- Obstetrical and gynecological care offered through the plan may not require preauthorization or referral of a participating primary care provider for such services.
- Restrictions on insurance premiums. Plans may not charge discriminatory premiums for health insurance in the individual or group market, and may only differ by individual or family coverage, rating area and age and tobacco use, subject to certain restrictions.
- Guaranteed issue and renewal of coverage. Health insurance providers offering coverage in the individual or group market must accept every employer and individual that applies for coverage and must renew or continue the coverage at the option of the plan sponsor or the individual.
- Nondiscrimination rules. New rules protect consumers from discrimination:
- Fully insured plans must satisfy the requirements of IRC section 105(h)(2) that requires a plan to not discriminate in favor of highly compensated individuals when considering eligibility and for the benefits provided under the plan.
- Plans may not establish eligibility or continued eligibility rules based on health status-related factors and wellness programs must meet nondiscrimination requirements.
- Group health plans and health insurance issuers offering group or individual coverage can’t discriminate against any provider operating within their scope of practice. However, this provision doesn’t require a plan to contract with any willing provider or prevent tiered networks. Individuals cannot be discriminated against based on whether they receive subsidies or cooperate in a Fair Labor Standards Act investigation.
Other provisions of the new law that don’t apply to grandfathered plans include quality of care reporting, effective appeals processes, limits on cost-sharing and coverage for clinical trials.
Which reforms DO apply to grandfathered plans?
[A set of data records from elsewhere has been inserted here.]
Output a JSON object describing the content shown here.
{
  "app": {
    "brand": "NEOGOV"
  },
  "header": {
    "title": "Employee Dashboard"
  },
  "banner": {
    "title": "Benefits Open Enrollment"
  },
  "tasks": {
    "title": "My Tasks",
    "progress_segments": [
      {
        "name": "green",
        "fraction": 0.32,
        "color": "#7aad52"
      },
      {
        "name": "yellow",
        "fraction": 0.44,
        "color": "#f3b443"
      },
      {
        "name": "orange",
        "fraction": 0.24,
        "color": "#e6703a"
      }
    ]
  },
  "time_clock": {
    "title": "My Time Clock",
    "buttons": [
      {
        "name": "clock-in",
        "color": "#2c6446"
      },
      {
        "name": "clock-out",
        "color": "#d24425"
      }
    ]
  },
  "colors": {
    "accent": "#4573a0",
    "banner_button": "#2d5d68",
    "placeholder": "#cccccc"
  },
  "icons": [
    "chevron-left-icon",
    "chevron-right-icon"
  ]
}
The following provisions apply to both grandfathered and new health plans under the healthcare reform law:
- Extension of dependent coverage. Group health plans must provide coverage for adult dependent children up to the age of 26 if the child isn’t eligible to enroll in other employer-provided coverage (other than the grandfathered plan). Coverage provided to adult children is tax-free to employees.
- Elimination of lifetime and annual limits. Plans may not establish lifetime caps on the dollar value of essential benefits and group health plans may not establish unreasonable annual limits. By 2014, all annual limits will be abolished.
- Elimination of preexisting condition exclusions. Children cannot be denied coverage for preexisting conditions; this will apply to all enrollees in 2014.
- Limits on rescissions. Coverage may not be rescinded except in the case of fraud or intentional misrepresentation of facts. Policyholders must be notified prior to cancellation.
Additionally, plans cannot require a waiting period of more than 90 days beginning in 2014, and on March 23, 2012, insurers and sponsors of self-funded plans were required to begin providing a summary of benefits to participants and applicants. Agencies responsible for implementing this provision have provided a model summary template for insurers to use. In 2014, two additional pieces of information will need to be included in the summaries: 1) whether a plan meets minimum essential coverage requirements; and 2) whether it meets minimum value requirements. Health insurance providers must also report the percentage of premiums spent on non-claim expenses on an annual basis, and currently, insurers must provide rebates if more than the applicable percentage is spent on these costs.